ASSIGNED TASK — Whichever lines include the word "content", copy them as they appear in the data.

SOURCE RECORDS —
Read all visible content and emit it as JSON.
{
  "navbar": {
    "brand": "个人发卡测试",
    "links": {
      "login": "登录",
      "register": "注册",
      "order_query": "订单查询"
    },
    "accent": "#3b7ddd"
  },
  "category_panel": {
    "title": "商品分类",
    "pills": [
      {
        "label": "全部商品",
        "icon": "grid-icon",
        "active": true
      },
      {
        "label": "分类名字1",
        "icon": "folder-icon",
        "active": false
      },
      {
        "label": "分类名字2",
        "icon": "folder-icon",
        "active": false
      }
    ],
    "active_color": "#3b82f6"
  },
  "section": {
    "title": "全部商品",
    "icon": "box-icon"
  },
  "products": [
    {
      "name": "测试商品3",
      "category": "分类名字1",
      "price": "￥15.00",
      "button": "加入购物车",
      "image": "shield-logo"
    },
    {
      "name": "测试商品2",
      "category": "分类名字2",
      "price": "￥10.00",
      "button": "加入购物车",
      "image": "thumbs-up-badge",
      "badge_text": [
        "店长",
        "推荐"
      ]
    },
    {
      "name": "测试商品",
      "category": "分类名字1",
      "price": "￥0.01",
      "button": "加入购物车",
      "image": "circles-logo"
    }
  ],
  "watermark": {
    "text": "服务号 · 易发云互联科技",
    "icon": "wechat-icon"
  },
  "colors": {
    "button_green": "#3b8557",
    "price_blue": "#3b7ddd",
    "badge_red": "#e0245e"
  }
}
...
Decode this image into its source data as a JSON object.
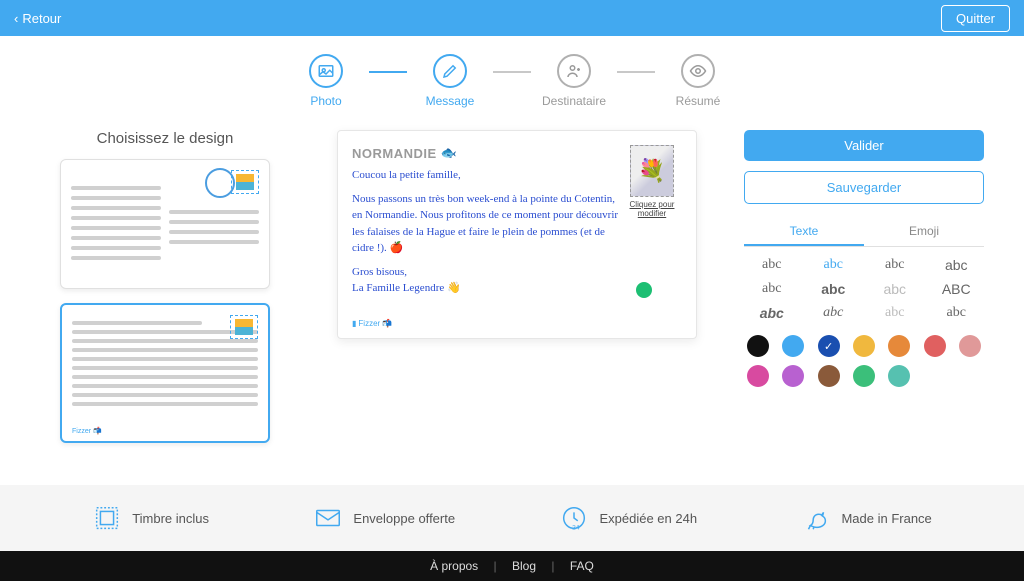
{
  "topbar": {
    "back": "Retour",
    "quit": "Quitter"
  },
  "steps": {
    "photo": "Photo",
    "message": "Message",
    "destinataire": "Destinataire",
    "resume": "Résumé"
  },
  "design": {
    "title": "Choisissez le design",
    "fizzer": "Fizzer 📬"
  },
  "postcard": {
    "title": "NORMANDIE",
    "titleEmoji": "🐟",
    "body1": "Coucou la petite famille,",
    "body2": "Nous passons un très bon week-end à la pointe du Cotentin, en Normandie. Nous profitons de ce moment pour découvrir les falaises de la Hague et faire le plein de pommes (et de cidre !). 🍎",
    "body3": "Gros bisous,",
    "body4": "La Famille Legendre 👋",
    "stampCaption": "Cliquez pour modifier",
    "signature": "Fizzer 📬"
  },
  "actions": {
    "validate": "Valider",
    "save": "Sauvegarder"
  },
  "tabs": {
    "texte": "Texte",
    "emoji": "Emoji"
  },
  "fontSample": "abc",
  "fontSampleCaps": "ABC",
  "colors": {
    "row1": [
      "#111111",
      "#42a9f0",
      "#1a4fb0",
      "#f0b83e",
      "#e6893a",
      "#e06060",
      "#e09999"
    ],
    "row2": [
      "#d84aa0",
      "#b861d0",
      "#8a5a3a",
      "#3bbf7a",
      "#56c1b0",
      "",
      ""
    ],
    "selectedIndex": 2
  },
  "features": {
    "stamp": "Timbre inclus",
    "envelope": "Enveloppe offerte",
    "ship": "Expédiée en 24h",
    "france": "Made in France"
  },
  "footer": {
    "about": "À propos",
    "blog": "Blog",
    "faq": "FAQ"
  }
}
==
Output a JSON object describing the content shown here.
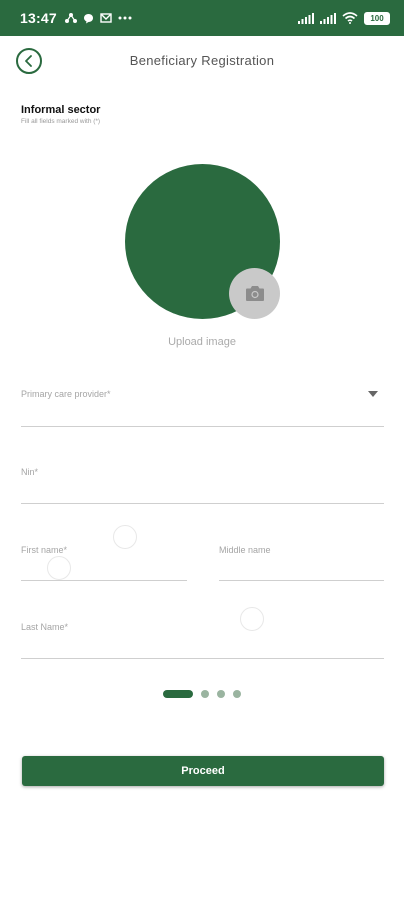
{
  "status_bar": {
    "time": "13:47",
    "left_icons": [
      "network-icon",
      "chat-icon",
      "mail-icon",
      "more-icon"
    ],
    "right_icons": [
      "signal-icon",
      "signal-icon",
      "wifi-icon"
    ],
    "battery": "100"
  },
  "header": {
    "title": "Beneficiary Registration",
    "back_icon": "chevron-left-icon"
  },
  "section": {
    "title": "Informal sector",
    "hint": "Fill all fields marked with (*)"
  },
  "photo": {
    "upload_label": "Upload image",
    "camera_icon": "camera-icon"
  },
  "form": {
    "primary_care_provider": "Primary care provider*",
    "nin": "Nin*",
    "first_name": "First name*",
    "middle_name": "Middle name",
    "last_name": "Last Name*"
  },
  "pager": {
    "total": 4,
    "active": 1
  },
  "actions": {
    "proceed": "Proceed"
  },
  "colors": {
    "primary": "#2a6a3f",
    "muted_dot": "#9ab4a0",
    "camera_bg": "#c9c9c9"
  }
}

WRITTEN ANSWER —
Read all visible content and emit it as JSON.
Output a JSON object describing the content shown here.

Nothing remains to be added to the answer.